* [TASK INSTRUCTIONS]
Every line in the listing that holds "title" counts once; state the total and nothing more.

* [SUPPLIED RECORDS]
---------------

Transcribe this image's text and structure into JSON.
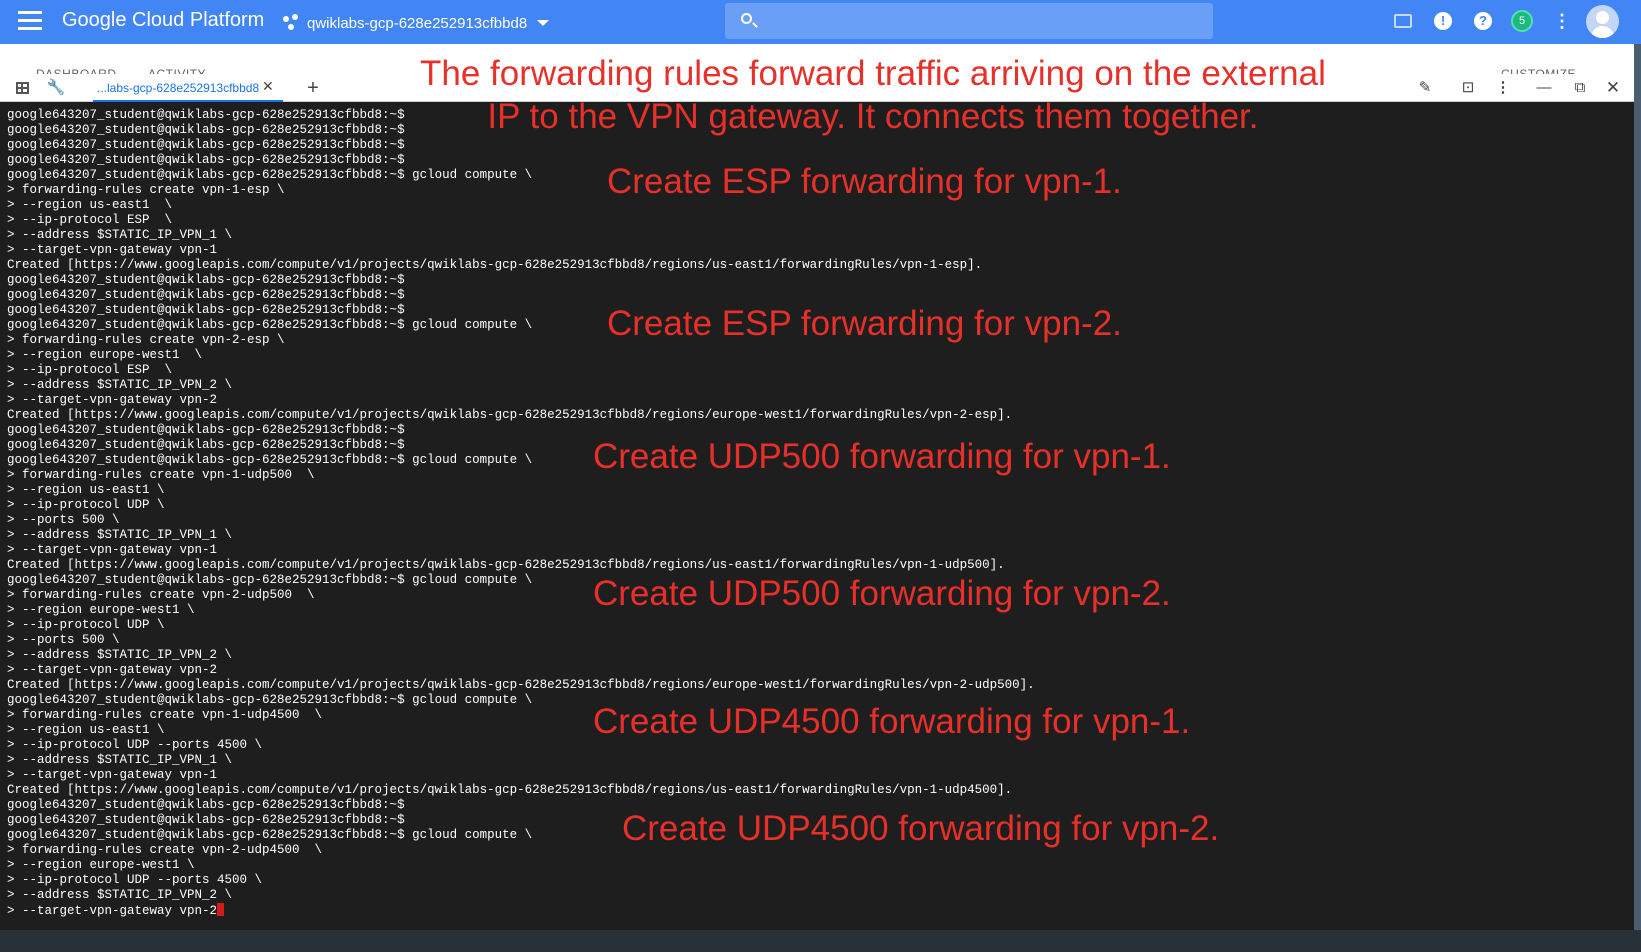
{
  "header": {
    "brand": "Google Cloud Platform",
    "project": "qwiklabs-gcp-628e252913cfbbd8",
    "badge_count": "5"
  },
  "page_tabs": [
    "DASHBOARD",
    "ACTIVITY",
    "CUSTOMIZE"
  ],
  "shell": {
    "tab_label": "...labs-gcp-628e252913cfbbd8",
    "tab_close": "✕",
    "add_tab": "+"
  },
  "terminal_lines": [
    "google643207_student@qwiklabs-gcp-628e252913cfbbd8:~$",
    "google643207_student@qwiklabs-gcp-628e252913cfbbd8:~$",
    "google643207_student@qwiklabs-gcp-628e252913cfbbd8:~$",
    "google643207_student@qwiklabs-gcp-628e252913cfbbd8:~$",
    "google643207_student@qwiklabs-gcp-628e252913cfbbd8:~$ gcloud compute \\",
    "> forwarding-rules create vpn-1-esp \\",
    "> --region us-east1  \\",
    "> --ip-protocol ESP  \\",
    "> --address $STATIC_IP_VPN_1 \\",
    "> --target-vpn-gateway vpn-1",
    "Created [https://www.googleapis.com/compute/v1/projects/qwiklabs-gcp-628e252913cfbbd8/regions/us-east1/forwardingRules/vpn-1-esp].",
    "google643207_student@qwiklabs-gcp-628e252913cfbbd8:~$",
    "google643207_student@qwiklabs-gcp-628e252913cfbbd8:~$",
    "google643207_student@qwiklabs-gcp-628e252913cfbbd8:~$",
    "google643207_student@qwiklabs-gcp-628e252913cfbbd8:~$ gcloud compute \\",
    "> forwarding-rules create vpn-2-esp \\",
    "> --region europe-west1  \\",
    "> --ip-protocol ESP  \\",
    "> --address $STATIC_IP_VPN_2 \\",
    "> --target-vpn-gateway vpn-2",
    "Created [https://www.googleapis.com/compute/v1/projects/qwiklabs-gcp-628e252913cfbbd8/regions/europe-west1/forwardingRules/vpn-2-esp].",
    "google643207_student@qwiklabs-gcp-628e252913cfbbd8:~$",
    "google643207_student@qwiklabs-gcp-628e252913cfbbd8:~$",
    "google643207_student@qwiklabs-gcp-628e252913cfbbd8:~$ gcloud compute \\",
    "> forwarding-rules create vpn-1-udp500  \\",
    "> --region us-east1 \\",
    "> --ip-protocol UDP \\",
    "> --ports 500 \\",
    "> --address $STATIC_IP_VPN_1 \\",
    "> --target-vpn-gateway vpn-1",
    "Created [https://www.googleapis.com/compute/v1/projects/qwiklabs-gcp-628e252913cfbbd8/regions/us-east1/forwardingRules/vpn-1-udp500].",
    "google643207_student@qwiklabs-gcp-628e252913cfbbd8:~$ gcloud compute \\",
    "> forwarding-rules create vpn-2-udp500  \\",
    "> --region europe-west1 \\",
    "> --ip-protocol UDP \\",
    "> --ports 500 \\",
    "> --address $STATIC_IP_VPN_2 \\",
    "> --target-vpn-gateway vpn-2",
    "Created [https://www.googleapis.com/compute/v1/projects/qwiklabs-gcp-628e252913cfbbd8/regions/europe-west1/forwardingRules/vpn-2-udp500].",
    "google643207_student@qwiklabs-gcp-628e252913cfbbd8:~$ gcloud compute \\",
    "> forwarding-rules create vpn-1-udp4500  \\",
    "> --region us-east1 \\",
    "> --ip-protocol UDP --ports 4500 \\",
    "> --address $STATIC_IP_VPN_1 \\",
    "> --target-vpn-gateway vpn-1",
    "Created [https://www.googleapis.com/compute/v1/projects/qwiklabs-gcp-628e252913cfbbd8/regions/us-east1/forwardingRules/vpn-1-udp4500].",
    "google643207_student@qwiklabs-gcp-628e252913cfbbd8:~$",
    "google643207_student@qwiklabs-gcp-628e252913cfbbd8:~$",
    "google643207_student@qwiklabs-gcp-628e252913cfbbd8:~$ gcloud compute \\",
    "> forwarding-rules create vpn-2-udp4500  \\",
    "> --region europe-west1 \\",
    "> --ip-protocol UDP --ports 4500 \\",
    "> --address $STATIC_IP_VPN_2 \\",
    "> --target-vpn-gateway vpn-2"
  ],
  "annotations": {
    "main_line1": "The forwarding rules forward traffic arriving on the external",
    "main_line2": "IP to the VPN gateway. It connects them together.",
    "esp_vpn1": "Create ESP forwarding for vpn-1.",
    "esp_vpn2": "Create ESP forwarding for vpn-2.",
    "udp500_vpn1": "Create UDP500 forwarding for vpn-1.",
    "udp500_vpn2": "Create UDP500 forwarding for vpn-2.",
    "udp4500_vpn1": "Create UDP4500 forwarding for vpn-1.",
    "udp4500_vpn2": "Create UDP4500 forwarding for vpn-2."
  },
  "colors": {
    "app_bar": "#4285f4",
    "terminal_bg": "#1e1e1e",
    "annotation": "#e8302a",
    "cursor": "#d61a1a"
  }
}
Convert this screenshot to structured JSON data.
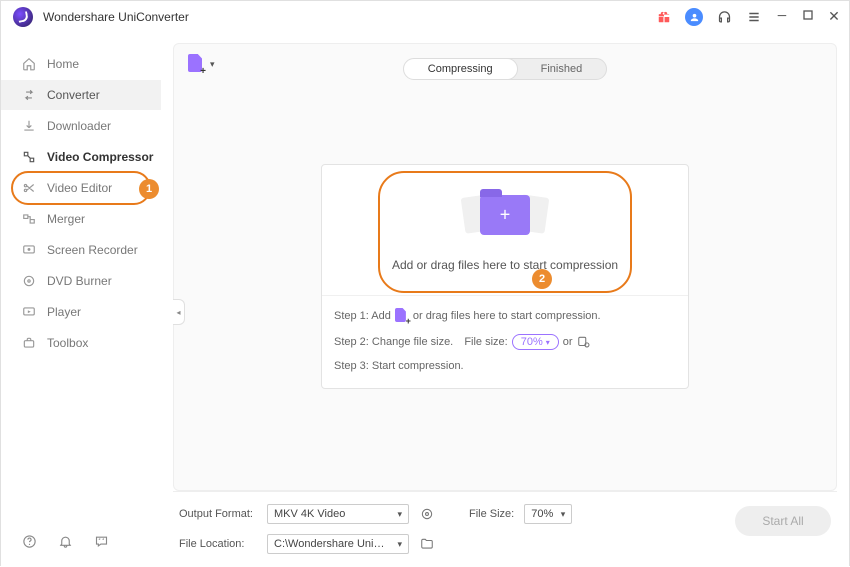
{
  "title": "Wondershare UniConverter",
  "sidebar": {
    "items": [
      {
        "label": "Home"
      },
      {
        "label": "Converter"
      },
      {
        "label": "Downloader"
      },
      {
        "label": "Video Compressor"
      },
      {
        "label": "Video Editor"
      },
      {
        "label": "Merger"
      },
      {
        "label": "Screen Recorder"
      },
      {
        "label": "DVD Burner"
      },
      {
        "label": "Player"
      },
      {
        "label": "Toolbox"
      }
    ]
  },
  "tabs": {
    "compressing": "Compressing",
    "finished": "Finished"
  },
  "dropzone": {
    "text": "Add or drag files here to start compression"
  },
  "steps": {
    "s1a": "Step 1: Add",
    "s1b": "or drag files here to start compression.",
    "s2a": "Step 2: Change file size.",
    "s2b": "File size:",
    "s2pill": "70%",
    "s2or": "or",
    "s3": "Step 3: Start compression."
  },
  "footer": {
    "outputFormatLabel": "Output Format:",
    "outputFormatValue": "MKV 4K Video",
    "fileSizeLabel": "File Size:",
    "fileSizeValue": "70%",
    "fileLocationLabel": "File Location:",
    "fileLocationValue": "C:\\Wondershare UniConverter",
    "startAll": "Start All"
  },
  "annotations": {
    "n1": "1",
    "n2": "2"
  }
}
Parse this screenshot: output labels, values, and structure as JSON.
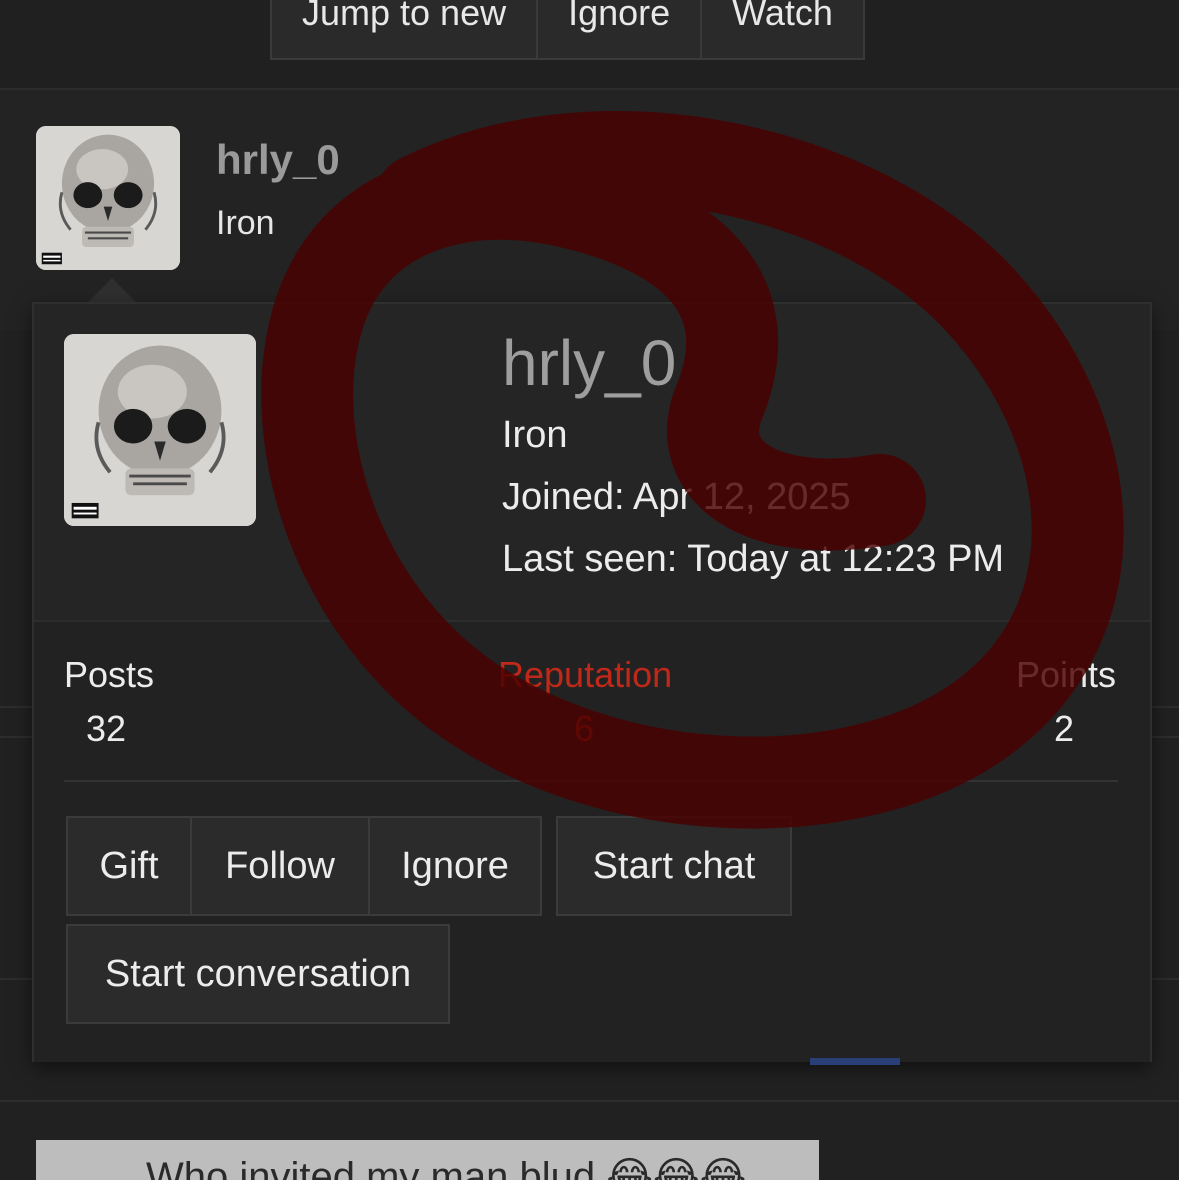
{
  "topbar": {
    "buttons": [
      "Jump to new",
      "Ignore",
      "Watch"
    ]
  },
  "post_author": {
    "username": "hrly_0",
    "title": "Iron"
  },
  "member_card": {
    "username": "hrly_0",
    "title": "Iron",
    "joined": "Joined: Apr 12, 2025",
    "last_seen": "Last seen: Today at 12:23 PM",
    "stats": {
      "posts_label": "Posts",
      "posts_value": "32",
      "reputation_label": "Reputation",
      "reputation_value": "6",
      "points_label": "Points",
      "points_value": "2"
    },
    "actions": {
      "gift": "Gift",
      "follow": "Follow",
      "ignore": "Ignore",
      "start_chat": "Start chat",
      "start_conversation": "Start conversation"
    }
  },
  "thumbnail": {
    "caption": "Who invited my man blud 😂😂😂"
  },
  "colors": {
    "background": "#212121",
    "accent_red": "#c0281a",
    "annotation_stroke": "#4a0000"
  },
  "icons": [
    "skull-avatar-icon"
  ]
}
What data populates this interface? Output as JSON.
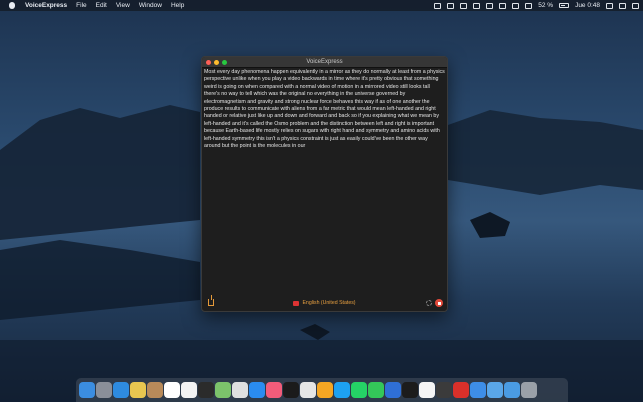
{
  "menubar": {
    "app_name": "VoiceExpress",
    "menus": [
      "File",
      "Edit",
      "View",
      "Window",
      "Help"
    ],
    "battery_percent": "52 %",
    "clock": "Jue 0:48"
  },
  "window": {
    "title": "VoiceExpress",
    "transcript": "Most every day phenomena happen equivalently in a mirror as they do normally at least from a physics perspective unlike when you play a video backwards in time where it's pretty obvious that something weird is going on when compared with a normal video of motion in a mirrored video still looks tall there's no way to tell which was the original no everything in the universe governed by electromagnetism and gravity and strong nuclear force behaves this way if as of one another the produce results to communicate with aliens from a far metric that would mean left-handed and right handed or relative just like up and down and forward and back so if you explaining what we mean by left-handed and it's called the Osmo problem and the distinction between left and right is important because Earth-based life mostly relies on sugars with right hand and symmetry and amino acids with left-handed symmetry this isn't a physics constraint is just as easily could've been the other way around but the point is the molecules in our",
    "language": "English (United States)"
  },
  "dock": {
    "icons": [
      "finder-icon",
      "launchpad-icon",
      "safari-icon",
      "notes-icon",
      "contacts-icon",
      "calendar-icon",
      "reminders-icon",
      "stocks-icon",
      "maps-icon",
      "photos-icon",
      "app-store-icon",
      "music-icon",
      "tv-icon",
      "chrome-icon",
      "home-icon",
      "twitter-icon",
      "whatsapp-icon",
      "find-my-icon",
      "xcode-icon",
      "terminal-icon",
      "textedit-icon",
      "voiceexpress-icon",
      "warning-icon",
      "keynote-icon",
      "folder-icon",
      "downloads-icon",
      "trash-icon"
    ],
    "colors": [
      "#3b8de0",
      "#8a8f99",
      "#2e8be0",
      "#e8c650",
      "#b88a5a",
      "#ffffff",
      "#f3f3f3",
      "#2b2b2b",
      "#7cc36b",
      "#e0e0e0",
      "#2a8cf0",
      "#f25c7a",
      "#1b1b1b",
      "#e5e5e5",
      "#f5a623",
      "#1da1f2",
      "#25d366",
      "#34c759",
      "#2f6fd6",
      "#1c1c1c",
      "#f5f5f5",
      "#3b3b3b",
      "#d9302a",
      "#3e8ee8",
      "#5aa6e8",
      "#4a9be3",
      "#9aa0a8"
    ]
  }
}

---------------

* [FINISHED TASK]
4